Research has also revealed that when a company has an aroma that suits its brand, its products sell more than those of another company that has not created a fragrance of its own. “That’s because it provides the brand with distinctiveness. This remarkable uniqueness affects the perfection of the brand. The associations are typically strong. They build customer loyalty and, above all, strengthen the image of quality, which is the key to any brand,” says Alvarez del Blanco. Adds Costa: “Normally, strong aromas sell more [than weak ones]. For example, leaving open a bakery oven where bread has recently been made is a good way to attract customers along a street; people are guided [to the bakery] by the agreeable scent of freshly baked bread.”
Much the same way, the aroma of sunscreen makes people recall their vacations; hot apple pie evokes family reunions and the fragrance of sea breeze is associated with freedom. Nevertheless, 83% of advertising investment is focused on messages involving sight and sound. Most advertisers forget about the other senses. Alvarez del Blanco advises aroma marketers that “they must provide an odor that fits well with the activity of their brand so that the impact is agreeable.” When that goal is achieved, customers have a sensation of “satisfaction, order and professionalism.”
Still, marketers have to take into account that “only those aromas that exist in nature are universal aromas,” says Costa. Moreover, most aromas are perceived differently by people who come from different places. Experts agree that what customers decide to purchase is really a question of what they have experienced, not merely the products themselves. “You associate the aroma with the moment when you acquire a product or service, not with the brand in itself. Your experience with a product when you bring it home goes much deeper,” notes Costa.
Looking for a Difference

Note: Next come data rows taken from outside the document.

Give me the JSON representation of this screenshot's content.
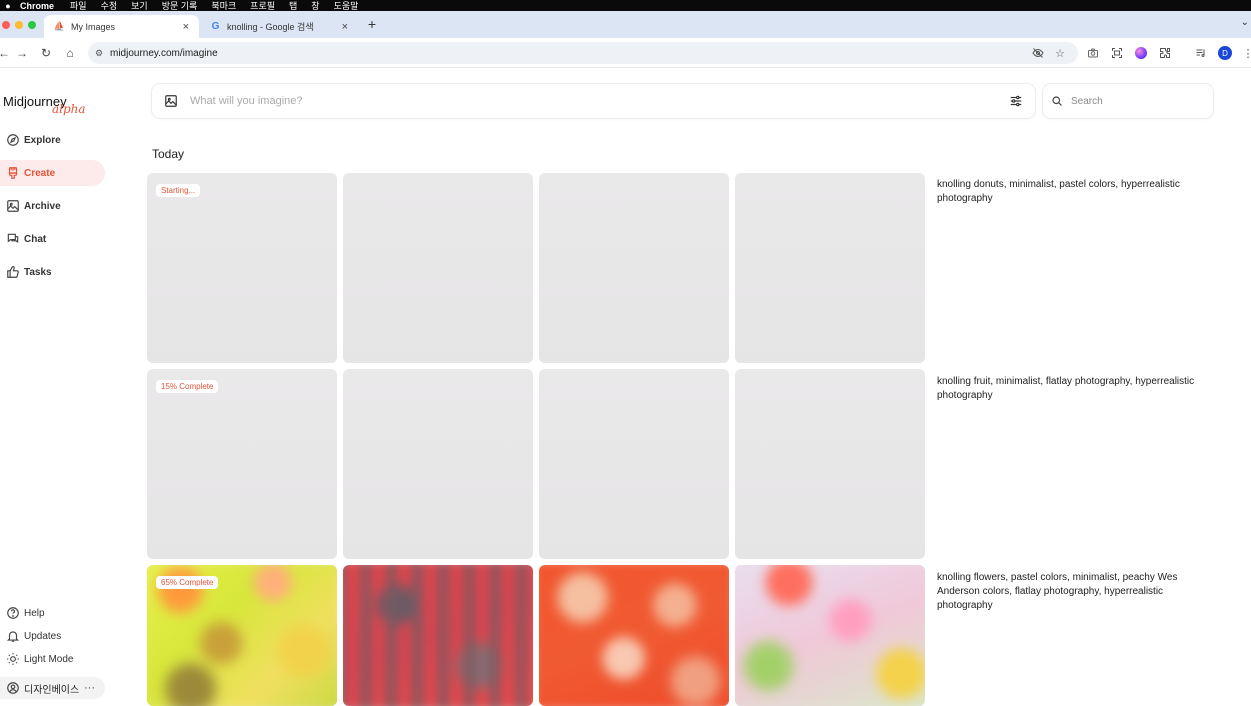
{
  "os_menubar": {
    "apple": "",
    "app_name": "Chrome",
    "items": [
      "파일",
      "수정",
      "보기",
      "방문 기록",
      "북마크",
      "프로필",
      "탭",
      "창",
      "도움말"
    ]
  },
  "browser": {
    "tabs": [
      {
        "title": "My Images",
        "close": "×",
        "active": true
      },
      {
        "title": "knolling - Google 검색",
        "close": "×",
        "active": false
      }
    ],
    "new_tab": "+",
    "url": "midjourney.com/imagine",
    "profile_initial": "D"
  },
  "sidebar": {
    "logo": "Midjourney",
    "logo_tag": "alpha",
    "nav": [
      {
        "label": "Explore",
        "icon": "compass-icon"
      },
      {
        "label": "Create",
        "icon": "brush-icon",
        "selected": true
      },
      {
        "label": "Archive",
        "icon": "image-icon"
      },
      {
        "label": "Chat",
        "icon": "chat-icon"
      },
      {
        "label": "Tasks",
        "icon": "thumbs-up-icon"
      }
    ],
    "bottom": [
      {
        "label": "Help",
        "icon": "help-icon"
      },
      {
        "label": "Updates",
        "icon": "bell-icon"
      },
      {
        "label": "Light Mode",
        "icon": "sun-icon"
      }
    ],
    "user": {
      "name": "디자인베이스",
      "more": "···"
    }
  },
  "main": {
    "prompt_placeholder": "What will you imagine?",
    "search_placeholder": "Search",
    "section_title": "Today",
    "rows": [
      {
        "status": "Starting...",
        "prompt": "knolling donuts, minimalist, pastel colors, hyperrealistic photography"
      },
      {
        "status": "15% Complete",
        "prompt": "knolling fruit, minimalist, flatlay photography, hyperrealistic photography"
      },
      {
        "status": "65% Complete",
        "prompt": "knolling flowers, pastel colors, minimalist, peachy Wes Anderson colors, flatlay photography, hyperrealistic photography"
      }
    ]
  },
  "colors": {
    "accent": "#e2553b",
    "selected_bg": "#fdeaea",
    "placeholder_tile": "#e9e8e9"
  }
}
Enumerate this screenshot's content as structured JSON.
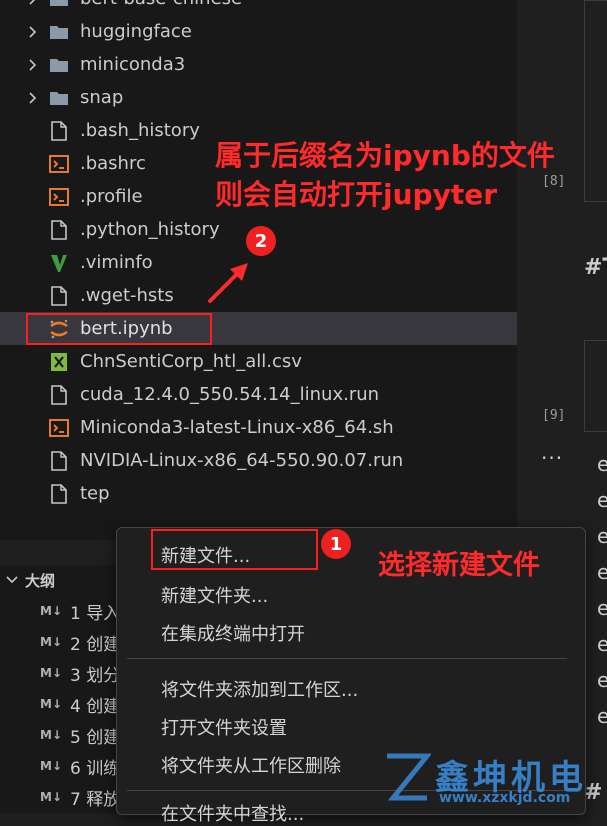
{
  "explorer": {
    "partial_top_item": "bert-base-chinese",
    "items": [
      {
        "label": "huggingface",
        "kind": "folder",
        "icon": "folder-icon"
      },
      {
        "label": "miniconda3",
        "kind": "folder",
        "icon": "folder-icon"
      },
      {
        "label": "snap",
        "kind": "folder",
        "icon": "folder-icon"
      },
      {
        "label": ".bash_history",
        "kind": "file",
        "icon": "file-icon"
      },
      {
        "label": ".bashrc",
        "kind": "shell",
        "icon": "terminal-file-icon"
      },
      {
        "label": ".profile",
        "kind": "shell",
        "icon": "terminal-file-icon"
      },
      {
        "label": ".python_history",
        "kind": "file",
        "icon": "file-icon"
      },
      {
        "label": ".viminfo",
        "kind": "vim",
        "icon": "vim-icon"
      },
      {
        "label": ".wget-hsts",
        "kind": "file",
        "icon": "file-icon"
      },
      {
        "label": "bert.ipynb",
        "kind": "jupyter",
        "icon": "jupyter-icon",
        "selected": true
      },
      {
        "label": "ChnSentiCorp_htl_all.csv",
        "kind": "csv",
        "icon": "csv-icon"
      },
      {
        "label": "cuda_12.4.0_550.54.14_linux.run",
        "kind": "file",
        "icon": "file-icon"
      },
      {
        "label": "Miniconda3-latest-Linux-x86_64.sh",
        "kind": "shell",
        "icon": "terminal-file-icon"
      },
      {
        "label": "NVIDIA-Linux-x86_64-550.90.07.run",
        "kind": "file",
        "icon": "file-icon"
      },
      {
        "label": "tep",
        "kind": "file",
        "icon": "file-icon"
      }
    ]
  },
  "annotations": {
    "top_line1": "属于后缀名为ipynb的文件",
    "top_line2": "则会自动打开jupyter",
    "badge1": "1",
    "badge2": "2",
    "menu_hint": "选择新建文件"
  },
  "outline": {
    "title": "大纲",
    "md_tag": "M↓",
    "items": [
      "1 导入",
      "2 创建",
      "3 划分",
      "4 创建",
      "5 创建",
      "6 训练",
      "7 释放"
    ]
  },
  "context_menu": {
    "items": [
      "新建文件...",
      "新建文件夹...",
      "在集成终端中打开",
      "将文件夹添加到工作区...",
      "打开文件夹设置",
      "将文件夹从工作区删除",
      "在文件夹中查找..."
    ]
  },
  "notebook": {
    "cell_nums": [
      "[8]",
      "[9]"
    ],
    "heading_fragment": "#T",
    "bottom_fragment": "#",
    "output_letters": [
      "e",
      "e",
      "e",
      "e",
      "e",
      "e",
      "e",
      "e"
    ],
    "ellipsis": "···"
  },
  "watermark": {
    "brand": "鑫坤机电",
    "url": "www.xzxkjd.com"
  },
  "colors": {
    "annotation_red": "#ff2a2a",
    "folder": "#8a9aa8",
    "shell": "#e37933",
    "vim": "#3f9d3f",
    "csv": "#7fba3c",
    "jupyter": "#f37726",
    "watermark": "#3a8ad6"
  }
}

Success is rooted in creating an aroma that fits your brand. Experts agree that it takes months of work to create an effective scent. “You have to consider where you are exposing it. You have to look into the context where the brand is consumed and the conditions in which customers have a relationship with the brand,” says Costa, adding that “a company must define what it wants to differentiate. It is very important to think about where you are going to send that aroma; where you want it to remain and where you don’t.”
Both professors agree that the process of creating a universally pleasing aroma is very complicated. Costa notes that we experience aromas quite differently if we are a man or a woman and as a result of our country of origin, age, and experience. That means it is impossible for the same fragrance to communicate precisely the same message to everyone. For Costa, the strongest brand in the history of the world would be one that everyone associates with the same aroma. After all, he concludes, “Who doesn’t associate the odor of incense with the Catholic Church?”